Photo: Jonathan Keenan

Sometimes ambiguity adds suspense and atmosphere to a production. Sometimes it is just confusing. At the beginning of Edna O'Brien's Haunted, part of the Brits Off Broadway festival at 59e59, two women are barely visible behind a translucent wall. As an old man implores, "Stay, stay," the lighting changes and the women vanish. Add this opening to the title Haunted, and it is reasonable to expect a ghost story. However, the production never clarifies whether we are seeing ghosts, flashbacks, or a dramatization of the old man's probably unreliable memories. Rather than adding to the play's impact, this ambiguity diffuses it, pulling focus from the story at hand, which is somewhat interesting: the old man starts a platonic relationship with a young woman, allowing her to believe that his wife is dead.

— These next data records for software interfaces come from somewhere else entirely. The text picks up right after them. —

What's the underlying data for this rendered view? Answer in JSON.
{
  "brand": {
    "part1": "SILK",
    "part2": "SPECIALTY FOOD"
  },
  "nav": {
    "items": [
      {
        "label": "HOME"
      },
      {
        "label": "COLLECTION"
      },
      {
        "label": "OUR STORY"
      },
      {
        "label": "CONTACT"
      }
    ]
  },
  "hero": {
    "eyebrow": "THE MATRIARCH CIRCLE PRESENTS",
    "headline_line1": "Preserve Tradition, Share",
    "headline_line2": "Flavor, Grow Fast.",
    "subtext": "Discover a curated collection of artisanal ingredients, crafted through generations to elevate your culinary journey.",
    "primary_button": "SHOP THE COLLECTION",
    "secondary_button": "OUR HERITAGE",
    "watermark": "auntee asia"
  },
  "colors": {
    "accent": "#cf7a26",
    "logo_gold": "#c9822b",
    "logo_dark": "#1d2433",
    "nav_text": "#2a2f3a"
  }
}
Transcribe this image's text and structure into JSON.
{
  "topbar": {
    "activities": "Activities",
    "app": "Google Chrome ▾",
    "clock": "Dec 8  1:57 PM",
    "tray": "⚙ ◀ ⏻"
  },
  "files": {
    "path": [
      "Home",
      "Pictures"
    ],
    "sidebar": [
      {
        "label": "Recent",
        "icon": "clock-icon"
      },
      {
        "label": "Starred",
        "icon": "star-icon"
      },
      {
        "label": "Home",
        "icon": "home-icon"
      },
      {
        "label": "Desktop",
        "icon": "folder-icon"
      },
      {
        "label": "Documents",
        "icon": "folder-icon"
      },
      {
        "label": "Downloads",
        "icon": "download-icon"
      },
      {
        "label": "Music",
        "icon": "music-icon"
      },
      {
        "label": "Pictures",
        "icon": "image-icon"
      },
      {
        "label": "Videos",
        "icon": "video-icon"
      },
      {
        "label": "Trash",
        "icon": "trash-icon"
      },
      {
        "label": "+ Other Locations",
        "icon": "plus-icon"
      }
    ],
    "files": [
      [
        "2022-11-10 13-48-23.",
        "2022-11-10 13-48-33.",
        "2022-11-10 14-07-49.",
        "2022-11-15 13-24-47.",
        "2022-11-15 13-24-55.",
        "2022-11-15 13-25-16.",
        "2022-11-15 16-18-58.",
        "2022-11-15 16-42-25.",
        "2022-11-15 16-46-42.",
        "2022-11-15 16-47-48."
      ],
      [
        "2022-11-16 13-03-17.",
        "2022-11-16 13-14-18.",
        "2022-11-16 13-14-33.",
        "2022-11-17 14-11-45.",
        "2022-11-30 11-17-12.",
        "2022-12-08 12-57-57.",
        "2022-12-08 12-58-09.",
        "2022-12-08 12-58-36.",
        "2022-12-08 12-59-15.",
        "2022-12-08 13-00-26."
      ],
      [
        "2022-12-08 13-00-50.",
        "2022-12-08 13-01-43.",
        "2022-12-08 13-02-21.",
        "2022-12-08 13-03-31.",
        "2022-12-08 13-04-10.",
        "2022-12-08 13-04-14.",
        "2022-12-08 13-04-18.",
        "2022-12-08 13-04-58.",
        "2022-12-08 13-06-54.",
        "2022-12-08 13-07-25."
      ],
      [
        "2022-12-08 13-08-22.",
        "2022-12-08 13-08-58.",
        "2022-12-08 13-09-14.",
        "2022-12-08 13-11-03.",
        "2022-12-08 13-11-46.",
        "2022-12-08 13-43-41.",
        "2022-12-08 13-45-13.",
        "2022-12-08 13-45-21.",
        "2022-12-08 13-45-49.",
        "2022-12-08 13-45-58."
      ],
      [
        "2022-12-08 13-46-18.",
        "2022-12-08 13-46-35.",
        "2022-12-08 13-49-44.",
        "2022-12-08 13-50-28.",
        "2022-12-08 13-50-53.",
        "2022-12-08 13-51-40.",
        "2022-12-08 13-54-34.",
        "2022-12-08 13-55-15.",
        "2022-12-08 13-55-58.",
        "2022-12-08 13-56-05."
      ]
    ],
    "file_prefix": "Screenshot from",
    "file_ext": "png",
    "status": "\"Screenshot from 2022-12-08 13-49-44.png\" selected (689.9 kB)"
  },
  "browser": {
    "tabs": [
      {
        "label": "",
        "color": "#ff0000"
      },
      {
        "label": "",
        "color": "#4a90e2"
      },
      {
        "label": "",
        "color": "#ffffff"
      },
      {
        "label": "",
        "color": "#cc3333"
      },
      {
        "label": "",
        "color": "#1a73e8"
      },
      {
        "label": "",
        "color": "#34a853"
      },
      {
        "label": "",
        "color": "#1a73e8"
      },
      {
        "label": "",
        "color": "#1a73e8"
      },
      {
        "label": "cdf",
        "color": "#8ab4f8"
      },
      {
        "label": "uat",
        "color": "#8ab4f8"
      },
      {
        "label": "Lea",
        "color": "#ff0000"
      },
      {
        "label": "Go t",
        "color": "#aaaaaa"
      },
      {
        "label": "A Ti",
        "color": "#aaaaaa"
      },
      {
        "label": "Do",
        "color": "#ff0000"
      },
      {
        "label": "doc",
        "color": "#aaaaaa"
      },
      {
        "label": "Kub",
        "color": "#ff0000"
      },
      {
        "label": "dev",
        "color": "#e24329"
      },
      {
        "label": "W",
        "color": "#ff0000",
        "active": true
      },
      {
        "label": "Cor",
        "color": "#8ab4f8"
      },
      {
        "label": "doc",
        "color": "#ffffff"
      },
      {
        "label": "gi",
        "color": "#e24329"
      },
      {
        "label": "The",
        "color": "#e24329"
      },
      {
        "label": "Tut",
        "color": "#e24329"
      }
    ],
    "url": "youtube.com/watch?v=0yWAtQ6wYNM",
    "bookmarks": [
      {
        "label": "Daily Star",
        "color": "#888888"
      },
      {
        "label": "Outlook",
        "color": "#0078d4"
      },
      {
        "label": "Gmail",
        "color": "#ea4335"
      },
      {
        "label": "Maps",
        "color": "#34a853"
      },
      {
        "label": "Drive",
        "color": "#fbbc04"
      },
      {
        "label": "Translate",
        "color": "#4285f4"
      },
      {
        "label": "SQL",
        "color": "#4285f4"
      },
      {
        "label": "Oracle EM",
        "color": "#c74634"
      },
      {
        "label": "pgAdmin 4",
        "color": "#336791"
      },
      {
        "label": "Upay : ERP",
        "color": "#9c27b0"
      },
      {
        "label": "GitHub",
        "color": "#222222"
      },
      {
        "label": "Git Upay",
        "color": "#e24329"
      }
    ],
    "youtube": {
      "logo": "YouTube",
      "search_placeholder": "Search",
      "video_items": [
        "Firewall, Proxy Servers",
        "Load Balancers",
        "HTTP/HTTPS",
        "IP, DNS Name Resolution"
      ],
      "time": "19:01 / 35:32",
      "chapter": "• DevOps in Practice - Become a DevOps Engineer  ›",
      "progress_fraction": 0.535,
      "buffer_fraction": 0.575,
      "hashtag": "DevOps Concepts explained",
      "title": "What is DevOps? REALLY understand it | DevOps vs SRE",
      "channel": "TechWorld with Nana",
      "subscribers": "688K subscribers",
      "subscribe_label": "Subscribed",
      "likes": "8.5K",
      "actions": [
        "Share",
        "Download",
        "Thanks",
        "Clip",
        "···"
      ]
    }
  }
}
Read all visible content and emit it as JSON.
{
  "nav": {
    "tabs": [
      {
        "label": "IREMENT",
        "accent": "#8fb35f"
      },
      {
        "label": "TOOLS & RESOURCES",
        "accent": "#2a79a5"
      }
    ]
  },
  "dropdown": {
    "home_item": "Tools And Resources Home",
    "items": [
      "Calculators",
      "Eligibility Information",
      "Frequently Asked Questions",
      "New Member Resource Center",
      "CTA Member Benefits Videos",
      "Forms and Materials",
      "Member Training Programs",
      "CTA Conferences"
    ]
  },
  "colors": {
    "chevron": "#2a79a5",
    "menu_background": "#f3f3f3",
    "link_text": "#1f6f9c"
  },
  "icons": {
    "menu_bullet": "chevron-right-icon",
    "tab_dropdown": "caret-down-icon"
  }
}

His wife, already unhappy with his sexual coldness and his past adultery, becomes suspicious and eventually incensed. But the relationships aren't quite convincing. For example, although the young woman is lonely, and the old man flatters her, it is still difficult to believe she would befriend him, as his urbanity and almost charm provide only a fragile veneer over his pathetic lechery. As played by Brenda Blethyn and Niall Buggy, the husband and wife come across as more compelling than the writing might warrant, though Beth Cooke fares less well as the young woman. The play's main strength is its use of language, which is often beautiful and frequently quotes great writers, particularly Shakespeare.